Holding Home Invader at Gun Point – Reactionary Gap

“Get on the Ground, arms out, palms up, chin in the carpet, spread your legs, don’t move”

Imagine you were subject to a home invasion. You ordered the suspect to drop the knife. He complies. You have him move away from the knife and order him  to “get on the ground, spread your arms out – palms up, chin in the carpet, spread your legs, don’t move.”

You are holding a home invader at gun point and have ordered him to the ground. He is proned out.

You do a scan (360 degrees). Your back is facing a wall. No more threats visible.  You dial 911. Police are on the way.  You breathe a sigh of relief.

Home Invader on ground in Prone Position – Reactionary Gap

BUT, is the threat really over? Is it time to feel secure? Are you actually in control?  How much reactionary time do you actually have?

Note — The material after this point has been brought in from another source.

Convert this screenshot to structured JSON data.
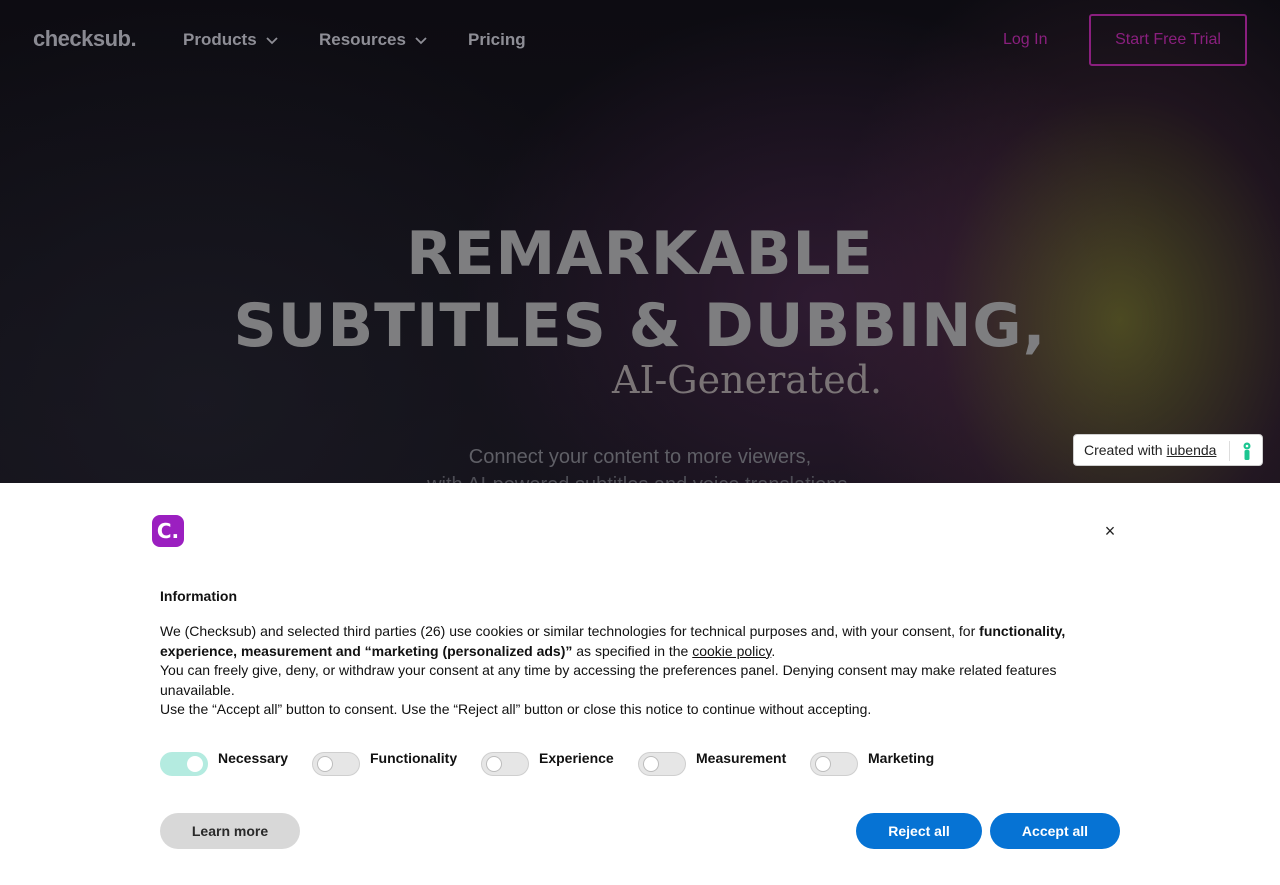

 Force Science Institute ltd., has issued its report #357 (dated February 20, 2018),  which found that a suspect can scramble up from a proned-out position to a flight-or-fight stance  in under 1 second. This information is attributable to Force Science Institute, ltd., Report #357 www.forcescience.org .  Reproduced with permission.

Prone positions used for this testing were as follows:

1) flat on their belly, hands tucked under their chest (a position that offenders may assume in direct defiance of officers’ positioning orders);

2) arms out to the side in a T position, palms up.

3) arms out and legs crossed at the ankles;

4) arms out, ankles crossed, legs bent so the feet were angled back toward the butt.

As the report states: “From all four positions flat on the ground,”… “the subjects rose up to standing in one second or less. They got up in different ways, but in no more than a second—faster than we expected—they were up with their hands off the ground and their body weight fully supported by their feet in kind of a crouch from which they could launch an aggressive move or start to escape.”

TAKE-AWAY. “Our conclusion is that prone positioning, even with supposed hindrances like crossing the legs, is not as safe or as inhibiting to suspects as many officers believe,” O’Neill says. “A proned-out suspect still presents significant potential danger and officers should remain vigilant.”

Shasta Defense comment: Although the report addresses the concerns of Law Enforcement Officers with suspects  in the prone position, the same significant potential danger exists for you, even in your own home.